LUCKNOW: In clear signs of the Indian government increasing its online surveillance, not all of it necessarily tenable, Apple’s first transparency report, released globally on November 5, suggests India made 27 “law enforcement device requests” regarding 65 Apple devices between January 1 and June 30, 2013.
In contrast, the global transparency report released by Facebook shows that the Indian government sent over 3,200 requests for “some” information related to 41,44 user accounts. Microsoft and Skype, during the same period, received account-specific details for 413 Microsoft accounts and 102 Skype accounts by the Indian government.
While Apple supplied data in 41% cases, Facebook says it complied with the requests in nearly 50% cases and supplied user data to the Indian government. Microsoft and Skype, in the transparency reports, have said 80.6% and 79.1% data was released, respectively.
In its report, Apple explains device-based requests include specific requests by a government agency or court, including those seeking customer contact information or the date on which Apple services were first used on a device, in cases where thefts are reported. In case of India, one of the 41 countries that sought such information, Apple received 65 requests for specific devices including iPhone, iPad, iPod and Mac.
The report also clarifies Apple supplied “some” data in 11 cases, amounting to 41% compliance to the total requests received.
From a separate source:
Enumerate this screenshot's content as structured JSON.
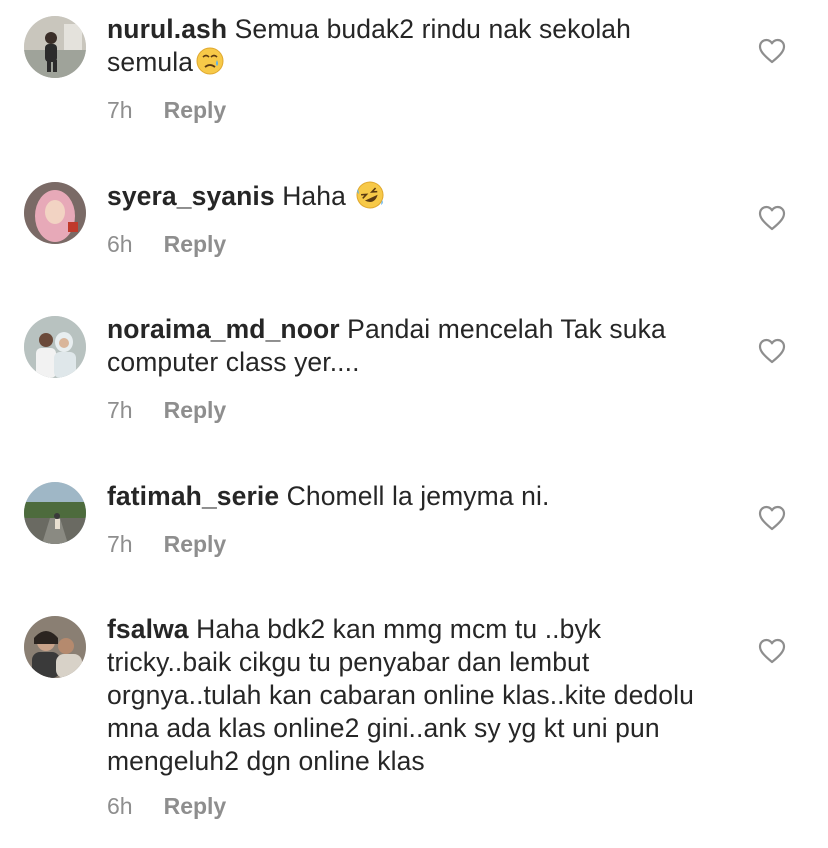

This information, the report suggests, includes purchase information or relevant device information such as device registration, subscriber, service, and repair in response to a “valid legal process”.
India does not, however, feature in Apple’s list of 31 countries that sought more specific account details of users, personal data and their use of online services, including customer identifying information like email, stored photographs, or other user content stored online.
Though Apple has only released sketchy details of the number of account-related details sought by various governments, the United States tops the surveillance lists in both categories; the US government made 3,542 requests for a total of 8,605 devices in the law enforcement requests category. Though exact numbers have not been released, the US government also sought account specific information regarding 2,000-3,000 users. Apple does not specify the exact percentage of accounts it gave out data for in the US.
Even in India, the extent of online monitoring is only expected to go up. Already, the Indian government is getting ready to set up a Centralized Monitoring System across telecom operators and ISPs, which will not only allow it to monitor internet traffic, not just without approval from courts but also without the knowledge of telecom operators. It will, however, have to seek information from companies like Twitter, Facebook and Google, where user information is encrypted.
Already, India ranks second in the world – after United States – for seeking account specific details from Facebook between January 1 and June 30, 2013. In contrast, US generated between 11,000 and 12,000 such requests. While Facebook supplied information for 50% of the total accounts in India, Facebook released 79% data for US-based user accounts.
Twitter, in the meantime, has also released its transparency report saying the Indian government requested for the removal of one tweet through a court order and another removal request though a government or police order. Between January 1 and June 30, 2013, Twitter was asked to withhold three tweets.
Though no accounts were barred during this period, Twitter says it received 60 removal requests between January and June 2013 for 104 user accounts and it complied with 38% of these requests. The company also received fewer than 10 requests for disclosure of user information from the Indian government but did not, its transparency report says, comply with any such requests.